_Task description_
Write the data out again exactly, dropping any images it holds.

_Data provided_
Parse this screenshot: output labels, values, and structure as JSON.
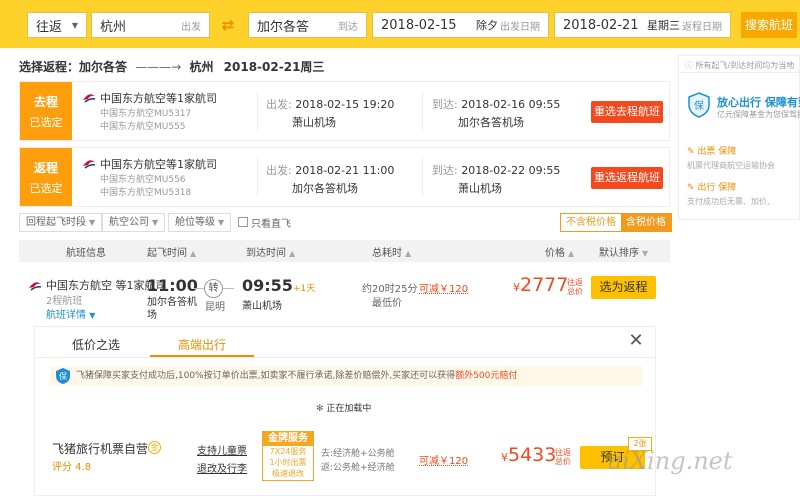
{
  "search": {
    "trip_type": "往返",
    "from_city": "杭州",
    "from_label": "出发",
    "to_city": "加尔各答",
    "to_label": "到达",
    "depart_date": "2018-02-15",
    "depart_weekday": "除夕",
    "depart_label": "出发日期",
    "return_date": "2018-02-21",
    "return_weekday": "星期三",
    "return_label": "返程日期",
    "search_button": "搜索航班"
  },
  "route_title": {
    "prefix": "选择返程：加尔各答",
    "arrow": "———→",
    "dest": "杭州",
    "date": "2018-02-21周三"
  },
  "selected": [
    {
      "tag": "去程",
      "tag_sub": "已选定",
      "airline": "中国东方航空等1家航司",
      "flight1": "中国东方航空MU5317",
      "flight2": "中国东方航空MU555",
      "dep_label": "出发:",
      "dep_time": "2018-02-15 19:20",
      "dep_airport": "萧山机场",
      "arr_label": "到达:",
      "arr_time": "2018-02-16 09:55",
      "arr_airport": "加尔各答机场",
      "button": "重选去程航班"
    },
    {
      "tag": "返程",
      "tag_sub": "已选定",
      "airline": "中国东方航空等1家航司",
      "flight1": "中国东方航空MU556",
      "flight2": "中国东方航空MU5318",
      "dep_label": "出发:",
      "dep_time": "2018-02-21 11:00",
      "dep_airport": "加尔各答机场",
      "arr_label": "到达:",
      "arr_time": "2018-02-22 09:55",
      "arr_airport": "萧山机场",
      "button": "重选返程航班"
    }
  ],
  "rightcol": {
    "note": "所有起飞/到达时间均为当地",
    "title": "放心出行 保障有到",
    "subtitle": "亿元保障基金为您保驾护",
    "items": [
      {
        "title": "出票 保障",
        "desc": "机票代理商航空运输协会"
      },
      {
        "title": "出行 保障",
        "desc": "支付成功后无票、加价、"
      }
    ]
  },
  "filters": {
    "items": [
      "回程起飞时段",
      "航空公司",
      "舱位等级"
    ],
    "direct_only": "只看直飞",
    "tax_excl": "不含税价格",
    "tax_incl": "含税价格"
  },
  "table_header": {
    "info": "航班信息",
    "dep": "起飞时间",
    "arr": "到达时间",
    "total": "总耗时",
    "price": "价格",
    "sort": "默认排序"
  },
  "result": {
    "airline": "中国东方航空 等1家航司",
    "segments": "2程航班",
    "detail": "航班详情",
    "dep_time": "11:00",
    "dep_airport": "加尔各答机",
    "dep_airport2": "场",
    "stop_mark": "转",
    "stop_city": "昆明",
    "arr_time": "09:55",
    "plus_day": "+1天",
    "arr_airport": "萧山机场",
    "duration": "约20时25分",
    "lowest": "最低价",
    "reduce": "可减￥120",
    "currency": "¥",
    "price": "2777",
    "tax1": "往返",
    "tax2": "总价",
    "button": "选为返程"
  },
  "panel": {
    "tab_low": "低价之选",
    "tab_high": "高端出行",
    "close": "✕",
    "notice_pre": "飞猪保障买家支付成功后,100%按订单价出票,如卖家不履行承诺,除差价赔偿外,买家还可以获得",
    "notice_hl": "额外500元赔付",
    "loading": "正在加载中",
    "vendor": "飞猪旅行机票自营",
    "vendor_badge": "金",
    "rating": "评分 4.8",
    "service1": "支持儿童票",
    "service2": "退改及行李",
    "gold_title": "金牌服务",
    "gold_lines": [
      "7X24服务",
      "1小时出票",
      "极速退改"
    ],
    "desc1": "去:经济舱+公务舱",
    "desc2": "返:公务舱+经济舱",
    "reduce": "可减￥120",
    "currency": "¥",
    "price": "5433",
    "tax1": "往返",
    "tax2": "总价",
    "button": "预订",
    "badge": "2张"
  },
  "watermark": "aiXing.net",
  "colors": {
    "brand_yellow": "#ffd22b",
    "tag_orange": "#ff9e0d",
    "action_red": "#f24a1e",
    "button_yellow": "#ffc000"
  }
}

_Expected answer_
Parse this screenshot: output labels, values, and structure as JSON.
{
  "search": {
    "trip_type": "往返",
    "from_city": "杭州",
    "from_label": "出发",
    "to_city": "加尔各答",
    "to_label": "到达",
    "depart_date": "2018-02-15",
    "depart_weekday": "除夕",
    "depart_label": "出发日期",
    "return_date": "2018-02-21",
    "return_weekday": "星期三",
    "return_label": "返程日期",
    "search_button": "搜索航班"
  },
  "route_title": {
    "prefix": "选择返程：加尔各答",
    "arrow": "———→",
    "dest": "杭州",
    "date": "2018-02-21周三"
  },
  "selected": [
    {
      "tag": "去程",
      "tag_sub": "已选定",
      "airline": "中国东方航空等1家航司",
      "flight1": "中国东方航空MU5317",
      "flight2": "中国东方航空MU555",
      "dep_label": "出发:",
      "dep_time": "2018-02-15 19:20",
      "dep_airport": "萧山机场",
      "arr_label": "到达:",
      "arr_time": "2018-02-16 09:55",
      "arr_airport": "加尔各答机场",
      "button": "重选去程航班"
    },
    {
      "tag": "返程",
      "tag_sub": "已选定",
      "airline": "中国东方航空等1家航司",
      "flight1": "中国东方航空MU556",
      "flight2": "中国东方航空MU5318",
      "dep_label": "出发:",
      "dep_time": "2018-02-21 11:00",
      "dep_airport": "加尔各答机场",
      "arr_label": "到达:",
      "arr_time": "2018-02-22 09:55",
      "arr_airport": "萧山机场",
      "button": "重选返程航班"
    }
  ],
  "rightcol": {
    "note": "所有起飞/到达时间均为当地",
    "title": "放心出行 保障有到",
    "subtitle": "亿元保障基金为您保驾护",
    "items": [
      {
        "title": "出票 保障",
        "desc": "机票代理商航空运输协会"
      },
      {
        "title": "出行 保障",
        "desc": "支付成功后无票、加价、"
      }
    ]
  },
  "filters": {
    "items": [
      "回程起飞时段",
      "航空公司",
      "舱位等级"
    ],
    "direct_only": "只看直飞",
    "tax_excl": "不含税价格",
    "tax_incl": "含税价格"
  },
  "table_header": {
    "info": "航班信息",
    "dep": "起飞时间",
    "arr": "到达时间",
    "total": "总耗时",
    "price": "价格",
    "sort": "默认排序"
  },
  "result": {
    "airline": "中国东方航空 等1家航司",
    "segments": "2程航班",
    "detail": "航班详情",
    "dep_time": "11:00",
    "dep_airport": "加尔各答机",
    "dep_airport2": "场",
    "stop_mark": "转",
    "stop_city": "昆明",
    "arr_time": "09:55",
    "plus_day": "+1天",
    "arr_airport": "萧山机场",
    "duration": "约20时25分",
    "lowest": "最低价",
    "reduce": "可减￥120",
    "currency": "¥",
    "price": "2777",
    "tax1": "往返",
    "tax2": "总价",
    "button": "选为返程"
  },
  "panel": {
    "tab_low": "低价之选",
    "tab_high": "高端出行",
    "close": "✕",
    "notice_pre": "飞猪保障买家支付成功后,100%按订单价出票,如卖家不履行承诺,除差价赔偿外,买家还可以获得",
    "notice_hl": "额外500元赔付",
    "loading": "正在加载中",
    "vendor": "飞猪旅行机票自营",
    "vendor_badge": "金",
    "rating": "评分 4.8",
    "service1": "支持儿童票",
    "service2": "退改及行李",
    "gold_title": "金牌服务",
    "gold_lines": [
      "7X24服务",
      "1小时出票",
      "极速退改"
    ],
    "desc1": "去:经济舱+公务舱",
    "desc2": "返:公务舱+经济舱",
    "reduce": "可减￥120",
    "currency": "¥",
    "price": "5433",
    "tax1": "往返",
    "tax2": "总价",
    "button": "预订",
    "badge": "2张"
  },
  "watermark": "aiXing.net",
  "colors": {
    "brand_yellow": "#ffd22b",
    "tag_orange": "#ff9e0d",
    "action_red": "#f24a1e",
    "button_yellow": "#ffc000"
  }
}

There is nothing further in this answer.